All the data below needs to be retyped exactly as shown.
___
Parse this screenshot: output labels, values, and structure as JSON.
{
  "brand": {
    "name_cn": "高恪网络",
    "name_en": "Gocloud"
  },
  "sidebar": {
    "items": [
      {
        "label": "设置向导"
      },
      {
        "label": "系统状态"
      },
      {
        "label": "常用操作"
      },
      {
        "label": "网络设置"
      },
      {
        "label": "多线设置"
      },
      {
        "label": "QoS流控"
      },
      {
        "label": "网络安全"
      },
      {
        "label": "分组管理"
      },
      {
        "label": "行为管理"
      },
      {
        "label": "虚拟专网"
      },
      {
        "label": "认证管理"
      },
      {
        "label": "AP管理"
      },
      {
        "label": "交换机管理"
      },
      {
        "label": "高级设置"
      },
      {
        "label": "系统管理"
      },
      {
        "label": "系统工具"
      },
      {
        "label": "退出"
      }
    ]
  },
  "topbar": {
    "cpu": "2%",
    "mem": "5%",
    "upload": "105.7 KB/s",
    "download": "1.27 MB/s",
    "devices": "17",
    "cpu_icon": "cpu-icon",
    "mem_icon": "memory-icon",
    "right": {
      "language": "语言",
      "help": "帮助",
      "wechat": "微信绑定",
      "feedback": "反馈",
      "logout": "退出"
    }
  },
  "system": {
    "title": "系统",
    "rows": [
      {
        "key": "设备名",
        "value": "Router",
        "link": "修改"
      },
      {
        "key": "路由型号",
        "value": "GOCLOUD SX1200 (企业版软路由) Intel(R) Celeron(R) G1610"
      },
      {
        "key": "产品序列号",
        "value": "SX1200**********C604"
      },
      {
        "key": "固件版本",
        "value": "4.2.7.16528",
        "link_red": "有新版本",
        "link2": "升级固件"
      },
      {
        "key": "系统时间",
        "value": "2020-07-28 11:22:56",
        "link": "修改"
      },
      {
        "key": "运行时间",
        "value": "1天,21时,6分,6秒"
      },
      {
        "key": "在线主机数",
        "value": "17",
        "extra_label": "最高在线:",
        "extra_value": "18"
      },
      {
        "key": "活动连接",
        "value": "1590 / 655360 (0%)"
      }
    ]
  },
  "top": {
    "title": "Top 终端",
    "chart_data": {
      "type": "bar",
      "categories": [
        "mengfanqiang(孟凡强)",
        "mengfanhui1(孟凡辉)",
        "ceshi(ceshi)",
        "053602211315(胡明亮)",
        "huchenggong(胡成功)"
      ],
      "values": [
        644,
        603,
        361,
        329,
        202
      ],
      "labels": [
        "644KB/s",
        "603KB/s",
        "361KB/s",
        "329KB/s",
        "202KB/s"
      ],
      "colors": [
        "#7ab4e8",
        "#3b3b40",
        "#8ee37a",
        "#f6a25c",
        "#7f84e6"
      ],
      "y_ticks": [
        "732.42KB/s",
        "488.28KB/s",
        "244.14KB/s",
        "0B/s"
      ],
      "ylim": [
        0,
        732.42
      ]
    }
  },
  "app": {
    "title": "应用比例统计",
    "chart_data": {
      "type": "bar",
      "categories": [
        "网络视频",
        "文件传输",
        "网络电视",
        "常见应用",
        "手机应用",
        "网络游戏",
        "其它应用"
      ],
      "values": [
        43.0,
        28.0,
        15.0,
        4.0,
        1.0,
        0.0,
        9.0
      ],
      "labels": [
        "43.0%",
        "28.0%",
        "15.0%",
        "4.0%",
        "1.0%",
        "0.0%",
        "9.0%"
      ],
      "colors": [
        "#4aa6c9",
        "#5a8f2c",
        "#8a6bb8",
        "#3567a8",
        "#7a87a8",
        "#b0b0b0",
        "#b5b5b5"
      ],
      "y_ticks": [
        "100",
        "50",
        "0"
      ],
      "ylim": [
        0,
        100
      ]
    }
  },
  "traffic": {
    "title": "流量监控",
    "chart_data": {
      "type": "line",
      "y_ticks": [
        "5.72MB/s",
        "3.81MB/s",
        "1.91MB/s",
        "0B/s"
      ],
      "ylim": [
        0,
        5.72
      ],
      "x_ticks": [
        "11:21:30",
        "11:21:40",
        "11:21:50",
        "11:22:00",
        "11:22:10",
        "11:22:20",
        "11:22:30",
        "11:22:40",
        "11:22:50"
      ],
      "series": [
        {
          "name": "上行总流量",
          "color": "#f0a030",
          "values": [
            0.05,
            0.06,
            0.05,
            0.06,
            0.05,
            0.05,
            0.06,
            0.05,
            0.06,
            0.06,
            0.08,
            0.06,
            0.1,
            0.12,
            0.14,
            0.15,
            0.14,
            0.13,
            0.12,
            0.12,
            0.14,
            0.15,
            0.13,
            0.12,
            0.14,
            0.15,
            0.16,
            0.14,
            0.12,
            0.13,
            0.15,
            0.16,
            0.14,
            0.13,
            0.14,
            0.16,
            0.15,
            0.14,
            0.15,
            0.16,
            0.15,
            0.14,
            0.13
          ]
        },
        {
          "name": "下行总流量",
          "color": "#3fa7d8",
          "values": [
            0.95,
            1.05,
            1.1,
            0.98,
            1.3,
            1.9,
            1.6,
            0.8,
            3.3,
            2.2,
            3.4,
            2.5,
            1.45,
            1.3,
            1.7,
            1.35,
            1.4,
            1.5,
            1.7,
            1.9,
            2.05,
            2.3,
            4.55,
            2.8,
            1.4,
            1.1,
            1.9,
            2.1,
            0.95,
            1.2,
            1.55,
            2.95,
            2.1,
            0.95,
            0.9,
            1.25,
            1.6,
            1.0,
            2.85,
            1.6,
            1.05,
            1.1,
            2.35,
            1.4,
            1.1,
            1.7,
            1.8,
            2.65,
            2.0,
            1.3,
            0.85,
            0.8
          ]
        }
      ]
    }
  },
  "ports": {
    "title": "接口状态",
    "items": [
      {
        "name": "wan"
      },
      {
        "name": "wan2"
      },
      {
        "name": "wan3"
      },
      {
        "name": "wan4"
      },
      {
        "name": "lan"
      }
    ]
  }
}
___
**Expected answer**.
Parse this screenshot: output labels, values, and structure as JSON.
{
  "brand": {
    "name_cn": "高恪网络",
    "name_en": "Gocloud"
  },
  "sidebar": {
    "items": [
      {
        "label": "设置向导"
      },
      {
        "label": "系统状态"
      },
      {
        "label": "常用操作"
      },
      {
        "label": "网络设置"
      },
      {
        "label": "多线设置"
      },
      {
        "label": "QoS流控"
      },
      {
        "label": "网络安全"
      },
      {
        "label": "分组管理"
      },
      {
        "label": "行为管理"
      },
      {
        "label": "虚拟专网"
      },
      {
        "label": "认证管理"
      },
      {
        "label": "AP管理"
      },
      {
        "label": "交换机管理"
      },
      {
        "label": "高级设置"
      },
      {
        "label": "系统管理"
      },
      {
        "label": "系统工具"
      },
      {
        "label": "退出"
      }
    ]
  },
  "topbar": {
    "cpu": "2%",
    "mem": "5%",
    "upload": "105.7 KB/s",
    "download": "1.27 MB/s",
    "devices": "17",
    "cpu_icon": "cpu-icon",
    "mem_icon": "memory-icon",
    "right": {
      "language": "语言",
      "help": "帮助",
      "wechat": "微信绑定",
      "feedback": "反馈",
      "logout": "退出"
    }
  },
  "system": {
    "title": "系统",
    "rows": [
      {
        "key": "设备名",
        "value": "Router",
        "link": "修改"
      },
      {
        "key": "路由型号",
        "value": "GOCLOUD SX1200 (企业版软路由) Intel(R) Celeron(R) G1610"
      },
      {
        "key": "产品序列号",
        "value": "SX1200**********C604"
      },
      {
        "key": "固件版本",
        "value": "4.2.7.16528",
        "link_red": "有新版本",
        "link2": "升级固件"
      },
      {
        "key": "系统时间",
        "value": "2020-07-28 11:22:56",
        "link": "修改"
      },
      {
        "key": "运行时间",
        "value": "1天,21时,6分,6秒"
      },
      {
        "key": "在线主机数",
        "value": "17",
        "extra_label": "最高在线:",
        "extra_value": "18"
      },
      {
        "key": "活动连接",
        "value": "1590 / 655360 (0%)"
      }
    ]
  },
  "top": {
    "title": "Top 终端",
    "chart_data": {
      "type": "bar",
      "categories": [
        "mengfanqiang(孟凡强)",
        "mengfanhui1(孟凡辉)",
        "ceshi(ceshi)",
        "053602211315(胡明亮)",
        "huchenggong(胡成功)"
      ],
      "values": [
        644,
        603,
        361,
        329,
        202
      ],
      "labels": [
        "644KB/s",
        "603KB/s",
        "361KB/s",
        "329KB/s",
        "202KB/s"
      ],
      "colors": [
        "#7ab4e8",
        "#3b3b40",
        "#8ee37a",
        "#f6a25c",
        "#7f84e6"
      ],
      "y_ticks": [
        "732.42KB/s",
        "488.28KB/s",
        "244.14KB/s",
        "0B/s"
      ],
      "ylim": [
        0,
        732.42
      ]
    }
  },
  "app": {
    "title": "应用比例统计",
    "chart_data": {
      "type": "bar",
      "categories": [
        "网络视频",
        "文件传输",
        "网络电视",
        "常见应用",
        "手机应用",
        "网络游戏",
        "其它应用"
      ],
      "values": [
        43.0,
        28.0,
        15.0,
        4.0,
        1.0,
        0.0,
        9.0
      ],
      "labels": [
        "43.0%",
        "28.0%",
        "15.0%",
        "4.0%",
        "1.0%",
        "0.0%",
        "9.0%"
      ],
      "colors": [
        "#4aa6c9",
        "#5a8f2c",
        "#8a6bb8",
        "#3567a8",
        "#7a87a8",
        "#b0b0b0",
        "#b5b5b5"
      ],
      "y_ticks": [
        "100",
        "50",
        "0"
      ],
      "ylim": [
        0,
        100
      ]
    }
  },
  "traffic": {
    "title": "流量监控",
    "chart_data": {
      "type": "line",
      "y_ticks": [
        "5.72MB/s",
        "3.81MB/s",
        "1.91MB/s",
        "0B/s"
      ],
      "ylim": [
        0,
        5.72
      ],
      "x_ticks": [
        "11:21:30",
        "11:21:40",
        "11:21:50",
        "11:22:00",
        "11:22:10",
        "11:22:20",
        "11:22:30",
        "11:22:40",
        "11:22:50"
      ],
      "series": [
        {
          "name": "上行总流量",
          "color": "#f0a030",
          "values": [
            0.05,
            0.06,
            0.05,
            0.06,
            0.05,
            0.05,
            0.06,
            0.05,
            0.06,
            0.06,
            0.08,
            0.06,
            0.1,
            0.12,
            0.14,
            0.15,
            0.14,
            0.13,
            0.12,
            0.12,
            0.14,
            0.15,
            0.13,
            0.12,
            0.14,
            0.15,
            0.16,
            0.14,
            0.12,
            0.13,
            0.15,
            0.16,
            0.14,
            0.13,
            0.14,
            0.16,
            0.15,
            0.14,
            0.15,
            0.16,
            0.15,
            0.14,
            0.13
          ]
        },
        {
          "name": "下行总流量",
          "color": "#3fa7d8",
          "values": [
            0.95,
            1.05,
            1.1,
            0.98,
            1.3,
            1.9,
            1.6,
            0.8,
            3.3,
            2.2,
            3.4,
            2.5,
            1.45,
            1.3,
            1.7,
            1.35,
            1.4,
            1.5,
            1.7,
            1.9,
            2.05,
            2.3,
            4.55,
            2.8,
            1.4,
            1.1,
            1.9,
            2.1,
            0.95,
            1.2,
            1.55,
            2.95,
            2.1,
            0.95,
            0.9,
            1.25,
            1.6,
            1.0,
            2.85,
            1.6,
            1.05,
            1.1,
            2.35,
            1.4,
            1.1,
            1.7,
            1.8,
            2.65,
            2.0,
            1.3,
            0.85,
            0.8
          ]
        }
      ]
    }
  },
  "ports": {
    "title": "接口状态",
    "items": [
      {
        "name": "wan"
      },
      {
        "name": "wan2"
      },
      {
        "name": "wan3"
      },
      {
        "name": "wan4"
      },
      {
        "name": "lan"
      }
    ]
  }
}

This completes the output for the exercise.